What you will do
How many lines in the records below contain "from"? Answer with the number alone.

The records
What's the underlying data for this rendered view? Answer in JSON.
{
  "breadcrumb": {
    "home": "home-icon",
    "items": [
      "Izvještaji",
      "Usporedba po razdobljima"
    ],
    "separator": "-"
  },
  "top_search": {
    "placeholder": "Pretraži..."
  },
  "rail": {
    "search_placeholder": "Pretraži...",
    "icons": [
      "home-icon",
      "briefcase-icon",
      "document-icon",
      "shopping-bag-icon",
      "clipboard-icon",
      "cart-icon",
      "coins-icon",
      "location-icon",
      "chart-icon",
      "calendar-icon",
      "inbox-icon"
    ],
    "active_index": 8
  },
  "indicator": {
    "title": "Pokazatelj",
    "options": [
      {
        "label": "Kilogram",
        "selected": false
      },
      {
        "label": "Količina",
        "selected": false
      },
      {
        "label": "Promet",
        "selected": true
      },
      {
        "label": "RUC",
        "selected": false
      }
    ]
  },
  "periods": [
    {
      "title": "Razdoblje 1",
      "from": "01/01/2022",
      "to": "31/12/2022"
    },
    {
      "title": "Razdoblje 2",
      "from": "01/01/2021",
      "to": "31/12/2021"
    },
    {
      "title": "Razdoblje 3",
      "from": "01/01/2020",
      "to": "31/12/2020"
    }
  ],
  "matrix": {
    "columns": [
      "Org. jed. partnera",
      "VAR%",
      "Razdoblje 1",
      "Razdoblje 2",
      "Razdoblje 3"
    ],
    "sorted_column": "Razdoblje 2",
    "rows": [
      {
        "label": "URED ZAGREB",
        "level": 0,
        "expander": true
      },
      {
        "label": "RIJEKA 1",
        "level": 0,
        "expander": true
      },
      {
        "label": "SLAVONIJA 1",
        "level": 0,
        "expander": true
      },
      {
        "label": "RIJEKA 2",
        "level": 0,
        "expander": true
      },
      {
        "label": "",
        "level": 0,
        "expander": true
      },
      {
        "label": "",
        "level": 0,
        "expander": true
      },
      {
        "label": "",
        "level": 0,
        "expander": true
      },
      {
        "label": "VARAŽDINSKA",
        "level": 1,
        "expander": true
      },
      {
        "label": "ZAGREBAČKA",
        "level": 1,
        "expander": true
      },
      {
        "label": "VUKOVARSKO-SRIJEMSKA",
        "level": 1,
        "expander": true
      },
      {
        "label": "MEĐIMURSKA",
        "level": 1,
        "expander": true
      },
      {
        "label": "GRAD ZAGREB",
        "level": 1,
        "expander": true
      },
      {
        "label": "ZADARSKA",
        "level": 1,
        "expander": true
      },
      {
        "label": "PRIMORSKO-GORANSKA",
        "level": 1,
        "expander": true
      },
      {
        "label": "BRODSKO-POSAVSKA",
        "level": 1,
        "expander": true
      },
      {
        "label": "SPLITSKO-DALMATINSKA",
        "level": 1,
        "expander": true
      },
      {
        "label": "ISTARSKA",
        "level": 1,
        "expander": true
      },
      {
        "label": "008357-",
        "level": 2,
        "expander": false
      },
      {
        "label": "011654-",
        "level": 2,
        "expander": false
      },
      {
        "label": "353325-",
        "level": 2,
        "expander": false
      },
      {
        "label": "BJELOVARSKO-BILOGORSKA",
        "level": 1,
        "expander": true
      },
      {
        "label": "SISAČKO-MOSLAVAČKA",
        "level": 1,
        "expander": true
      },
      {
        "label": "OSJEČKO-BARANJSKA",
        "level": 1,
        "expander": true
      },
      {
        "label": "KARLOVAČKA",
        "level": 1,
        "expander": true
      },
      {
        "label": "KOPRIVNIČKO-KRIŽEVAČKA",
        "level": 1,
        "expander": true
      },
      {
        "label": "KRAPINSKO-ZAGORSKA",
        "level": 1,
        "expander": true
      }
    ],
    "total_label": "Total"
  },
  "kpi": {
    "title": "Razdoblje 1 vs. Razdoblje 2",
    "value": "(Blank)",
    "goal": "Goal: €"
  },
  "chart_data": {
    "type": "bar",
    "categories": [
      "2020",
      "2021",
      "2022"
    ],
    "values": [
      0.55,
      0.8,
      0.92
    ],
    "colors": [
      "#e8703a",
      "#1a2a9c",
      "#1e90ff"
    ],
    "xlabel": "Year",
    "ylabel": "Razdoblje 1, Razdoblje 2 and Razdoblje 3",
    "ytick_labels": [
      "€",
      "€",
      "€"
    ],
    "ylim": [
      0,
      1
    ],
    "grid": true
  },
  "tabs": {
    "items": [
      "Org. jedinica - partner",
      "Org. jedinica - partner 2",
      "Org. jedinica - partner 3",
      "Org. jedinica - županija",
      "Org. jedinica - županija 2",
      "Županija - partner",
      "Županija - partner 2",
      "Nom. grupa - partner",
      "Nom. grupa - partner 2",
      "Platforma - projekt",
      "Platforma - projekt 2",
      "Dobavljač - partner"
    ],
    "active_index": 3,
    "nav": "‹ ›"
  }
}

Completed task
3